Dr. Emily Blackwell (1826-1910)

One who did agree with Elizabeth’s overall vision and mission was the younger Doctor Blackwell, Emily, who was heavily recruited by her older sister:

“I’ve taken it into my head that you will lecture on anatomy someday in our college,” she told Emily. And Emily, who shared Elizabeth’s voracious intellect but not her polestar certainty, began to orient herself toward the future Elizabeth described”(73).

Emily followed the path her sister envisioned for her, but once there carved her own place. Emily dedicated herself, more than Elizabeth, to the actual lifelong practice and teaching of medicine.

Whereas, “Elizabeth skipped from one cause to the next, always happiest when leading the way toward a better world”(252), “Emily had always chosen sincerity over glamour. Her professional reputation would be built on stronger science”(171).

Emily shared her goals in the safest place, her journal:

“Physicians have hitherto been men, who felt no special interest in the matter, the female side,” she continued. “I have already planned a series of experiments with regard to it, some day I will carry them out.” Where Elizabeth imagined a distant future of female achievement, Emily focused on the flawed present and what she could do to help women through the perils of pregnancy and childbirth. She confined these thoughts to her journal, however, and kept them out of her letters to Elizabeth”(156).

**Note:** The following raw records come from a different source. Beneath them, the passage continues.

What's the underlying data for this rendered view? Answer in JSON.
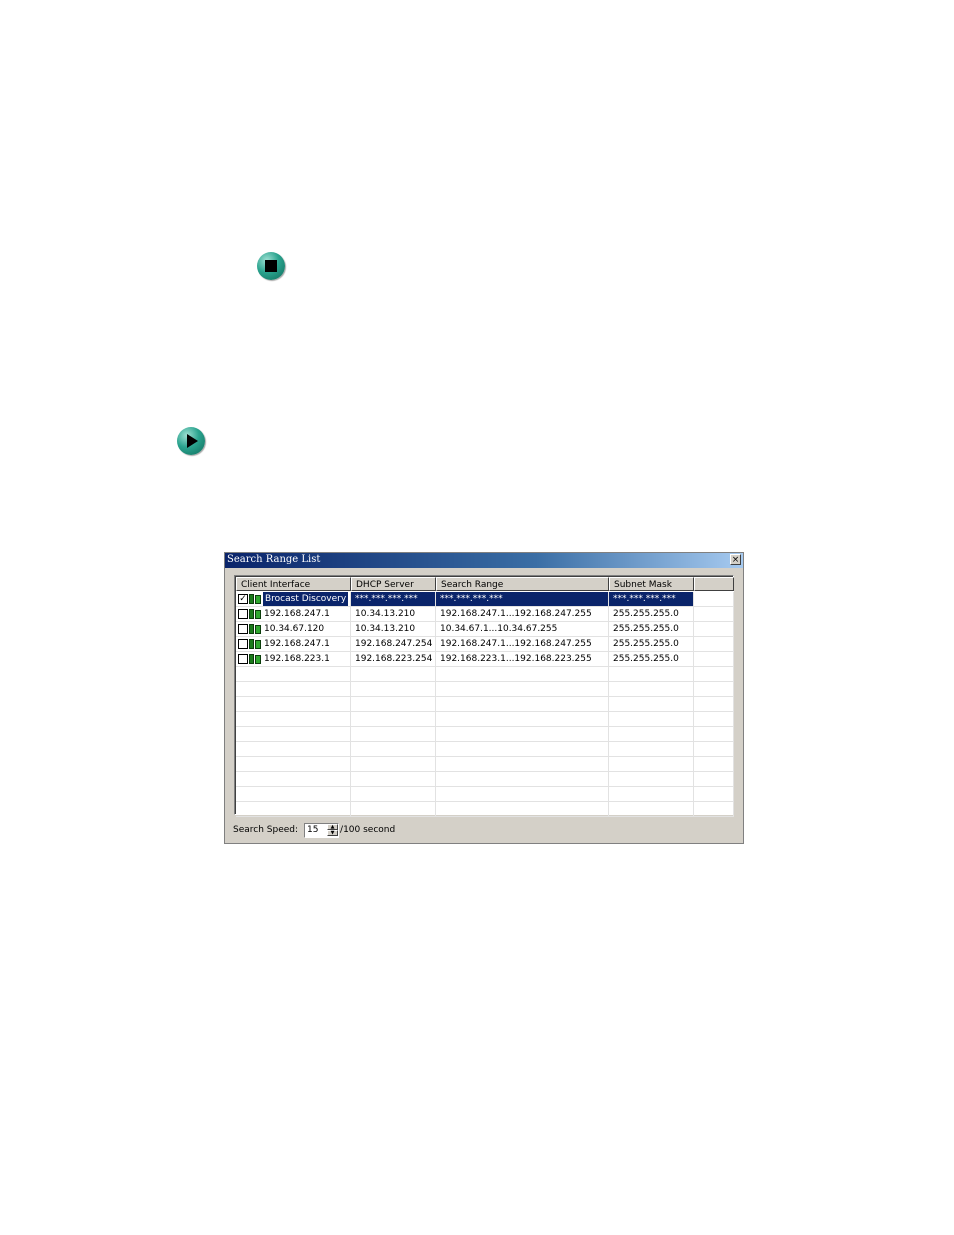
{
  "window": {
    "title": "Search Range List",
    "close_label": "×"
  },
  "columns": [
    "Client Interface",
    "DHCP Server",
    "Search Range",
    "Subnet Mask",
    ""
  ],
  "rows": [
    {
      "checked": true,
      "client": "Brocast Discovery",
      "dhcp": "***.***.***.***",
      "range": "***.***.***.***",
      "mask": "***.***.***.***",
      "selected": true
    },
    {
      "checked": false,
      "client": "192.168.247.1",
      "dhcp": "10.34.13.210",
      "range": "192.168.247.1...192.168.247.255",
      "mask": "255.255.255.0",
      "selected": false
    },
    {
      "checked": false,
      "client": "10.34.67.120",
      "dhcp": "10.34.13.210",
      "range": "10.34.67.1...10.34.67.255",
      "mask": "255.255.255.0",
      "selected": false
    },
    {
      "checked": false,
      "client": "192.168.247.1",
      "dhcp": "192.168.247.254",
      "range": "192.168.247.1...192.168.247.255",
      "mask": "255.255.255.0",
      "selected": false
    },
    {
      "checked": false,
      "client": "192.168.223.1",
      "dhcp": "192.168.223.254",
      "range": "192.168.223.1...192.168.223.255",
      "mask": "255.255.255.0",
      "selected": false
    }
  ],
  "footer": {
    "speed_label": "Search Speed:",
    "speed_value": "15",
    "unit": "/100 second"
  },
  "icons": {
    "stop_bullet": "stop-bullet-icon",
    "play_bullet": "play-bullet-icon",
    "network_adapter": "network-adapter-icon"
  },
  "colors": {
    "title_bar": "#0a246a",
    "selection": "#0a246a",
    "bullet": "#2aa38e"
  }
}
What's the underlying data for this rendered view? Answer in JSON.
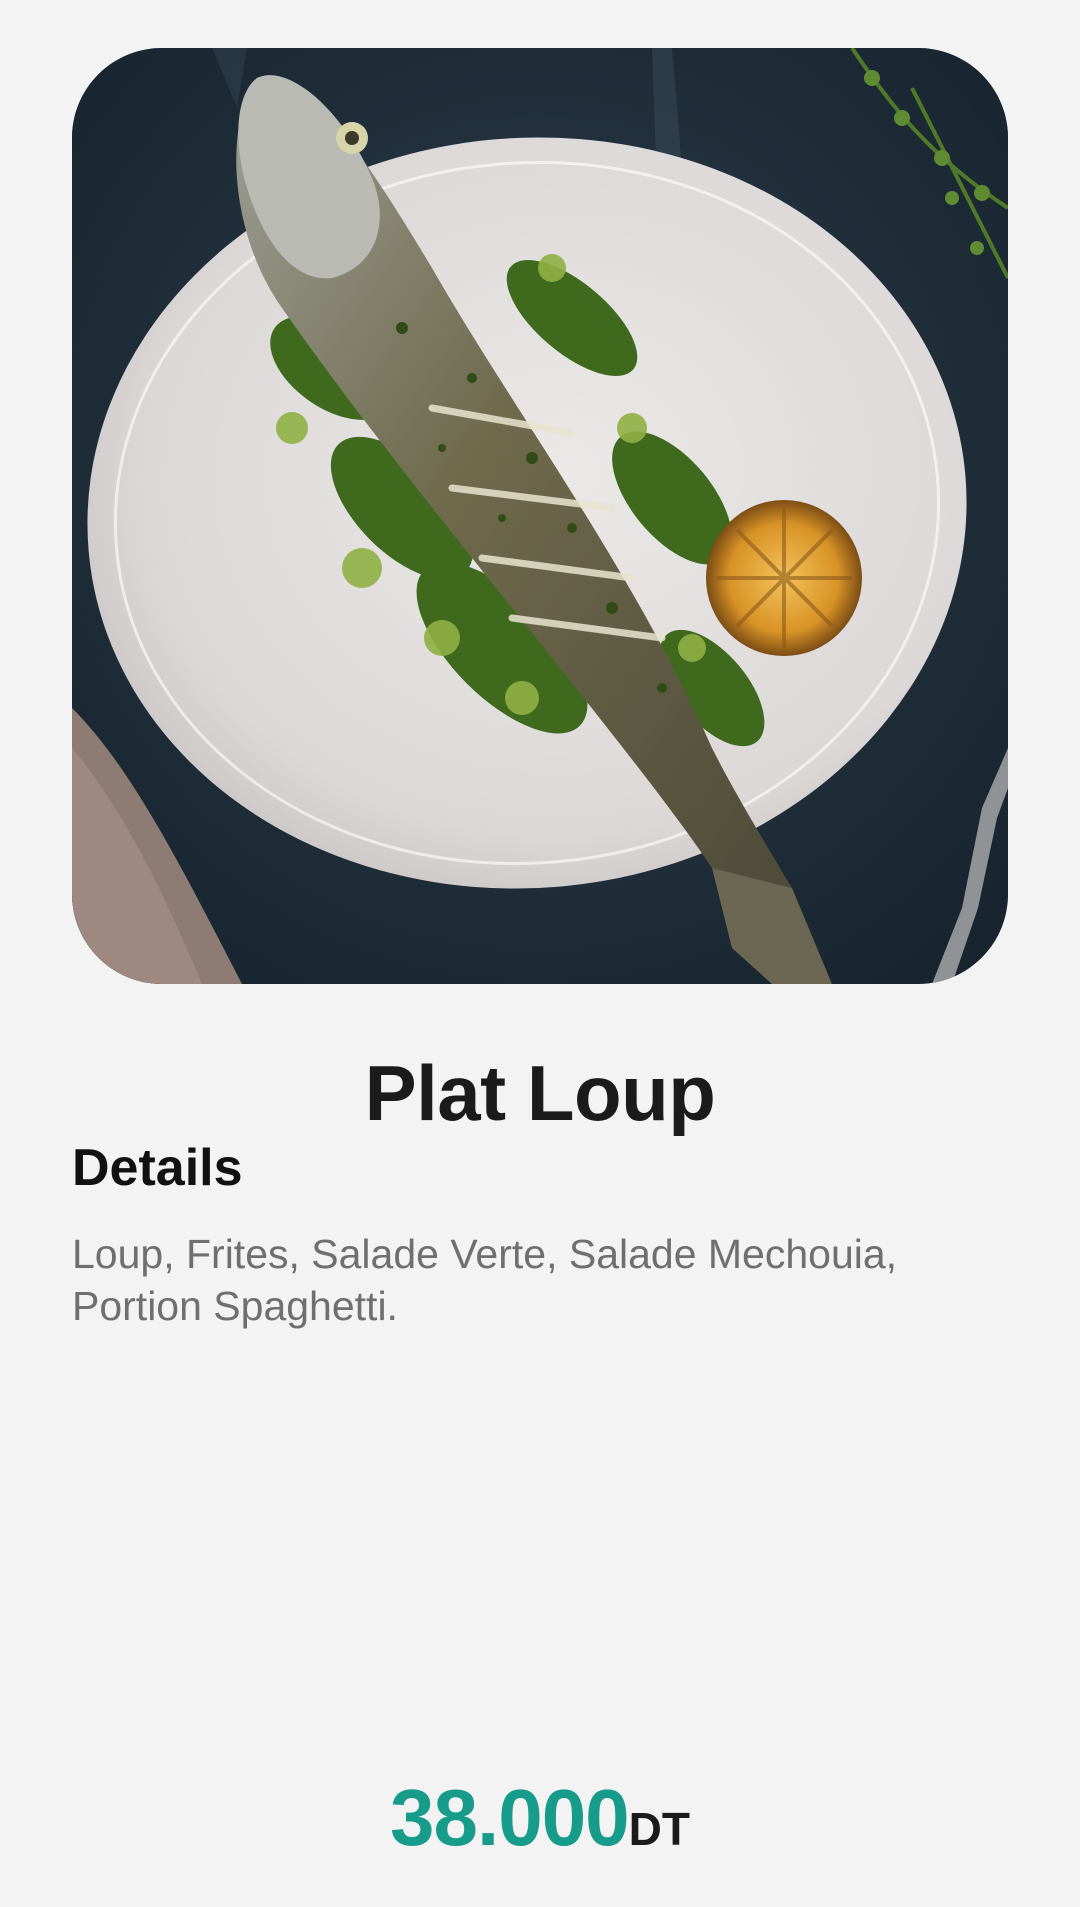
{
  "dish": {
    "name": "Plat Loup",
    "image_subject": "grilled-sea-bass-on-plate"
  },
  "details": {
    "heading": "Details",
    "description": "Loup, Frites, Salade Verte, Salade Mechouia, Portion Spaghetti."
  },
  "price": {
    "amount": "38.000",
    "currency": "DT"
  },
  "colors": {
    "background": "#f3f3f3",
    "price_accent": "#179c8c",
    "title_text": "#1b1b1b",
    "description_text": "#6f6f6f"
  }
}
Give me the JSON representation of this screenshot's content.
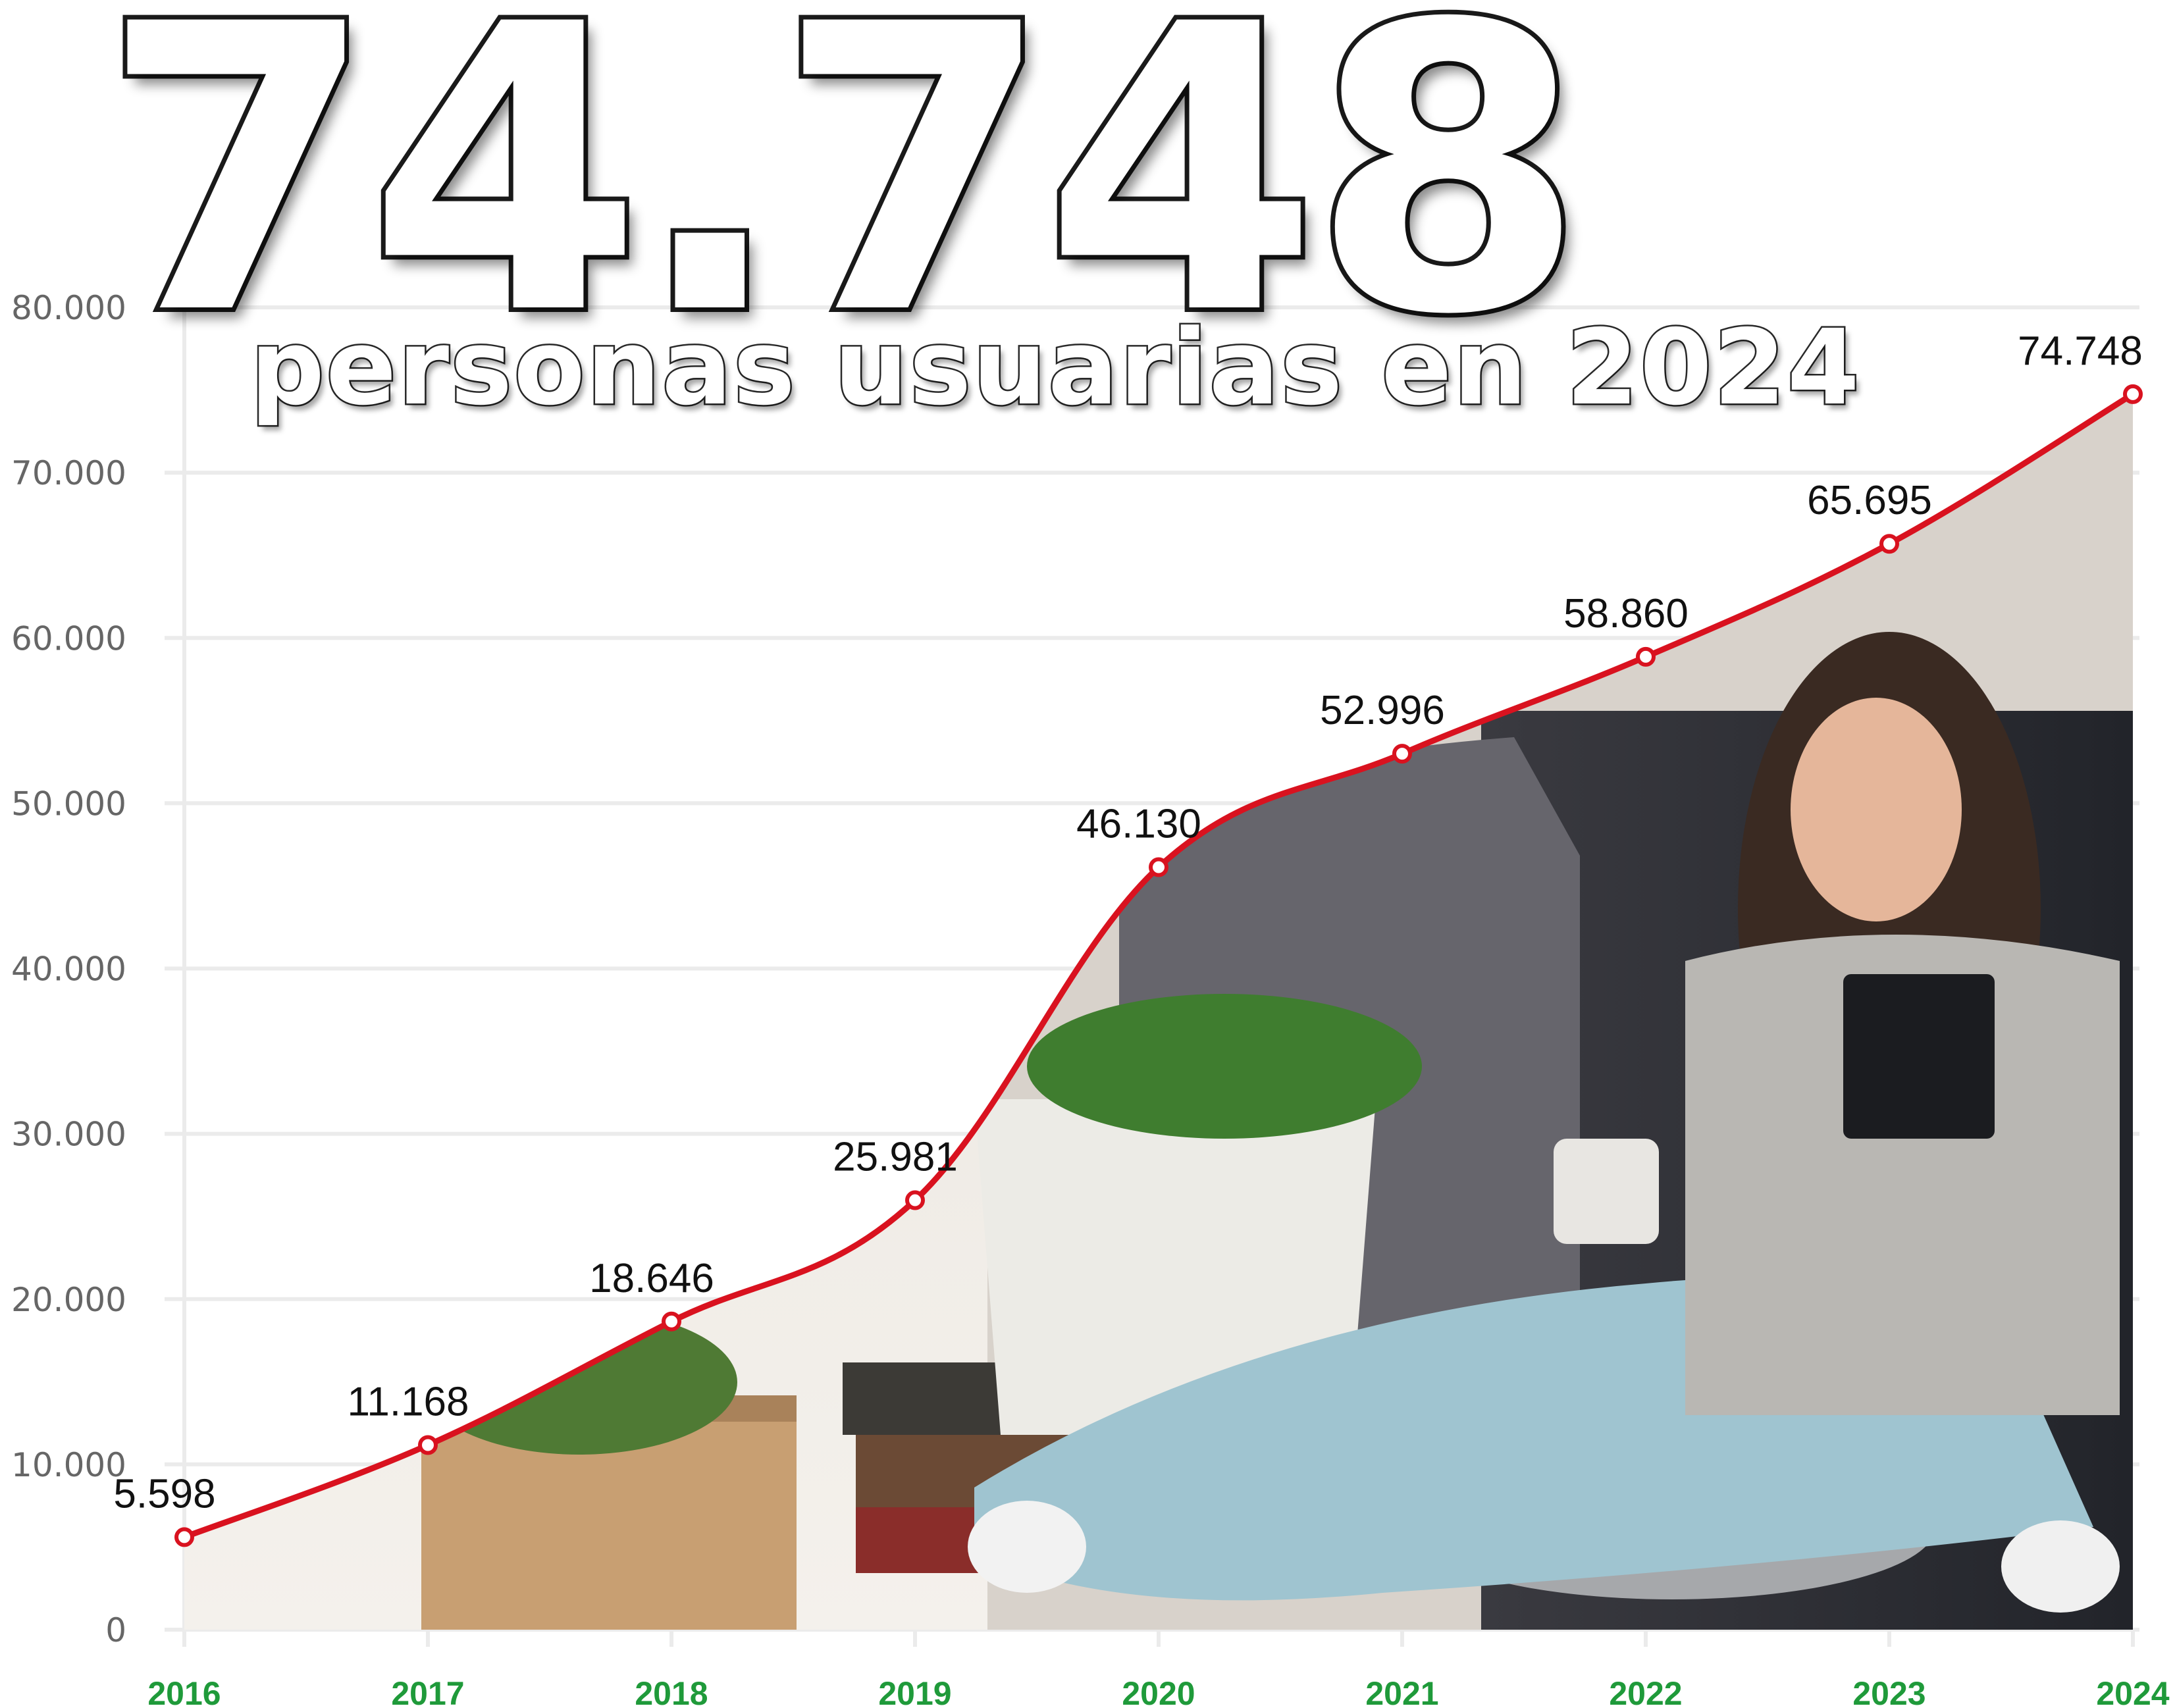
{
  "headline": {
    "number": "74.748",
    "subtitle": "personas usuarias en 2024"
  },
  "colors": {
    "line": "#d9121f",
    "x_tick": "#1f9a3a",
    "y_tick": "#666666",
    "grid": "#ebebeb",
    "value_label": "#111111"
  },
  "chart_data": {
    "type": "line",
    "categories": [
      "2016",
      "2017",
      "2018",
      "2019",
      "2020",
      "2021",
      "2022",
      "2023",
      "2024"
    ],
    "series": [
      {
        "values": [
          5598,
          11168,
          18646,
          25981,
          46130,
          52996,
          58860,
          65695,
          74748
        ],
        "labels": [
          "5.598",
          "11.168",
          "18.646",
          "25.981",
          "46.130",
          "52.996",
          "58.860",
          "65.695",
          "74.748"
        ]
      }
    ],
    "ylim": [
      0,
      80000
    ],
    "yticks": [
      0,
      10000,
      20000,
      30000,
      40000,
      50000,
      60000,
      70000,
      80000
    ],
    "ytick_labels": [
      "0",
      "10.000",
      "20.000",
      "30.000",
      "40.000",
      "50.000",
      "60.000",
      "70.000",
      "80.000"
    ],
    "grid": true,
    "legend": false
  }
}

In 2017, when Nimura submitted her book proposal for The Doctors Blackwell, it “was the summer of the ‘nasty woman’,” explains Louisa Ermelino in her column Open Book, and like many others, “…Nimura, too, thought it was a good time for a story about complicated women”(29).

Because complicated women are often nasty women, and nasty women get things done.

The Doctors Blackwell established a dispensary, the New York Dispensary for Poor Women and Children, then-turned hospital, the New York Infirmary for Indigent Women and Children, then-turned medical college, “a hospital, where female students could learn without restriction,”(197) which is now the New York Presbyterian Lower Manhattan Hospital.

The Doctors Blackwell got things done, and this doesn’t even include what Elizabeth accomplished abroad!

There is SO much to this story. It is not one to be missed.

By not polishing ‘off the rough edges,’ Nimura exposes the complexities of the human experience. As readers, we are reminded that often the human beings who do amazing things and accomplish some of the greatest feats, are not perfect. Actually, imperfection may be a bit of their secret sauce!

Doctors Elizabeth and Emily Blackwell are #nastywomen of STEM.

© Maria Dintino 2021

Works Cited

Ermelino, Louisa. “Doctor Woman Sister Rebel.” Column: Open Book: Publishers Weekly, 24 August 2020. pp 28-29.

Nimura, Janice P. The Doctors Blackwell. New York: W.W. Norton & Company, Inc., 2021.

Urban, Misty. “Trailblazing, Warts and All.” [Q & A] PW Talks with Janice P. Nimura: Publishers Weekly, 11 Sept. 2020.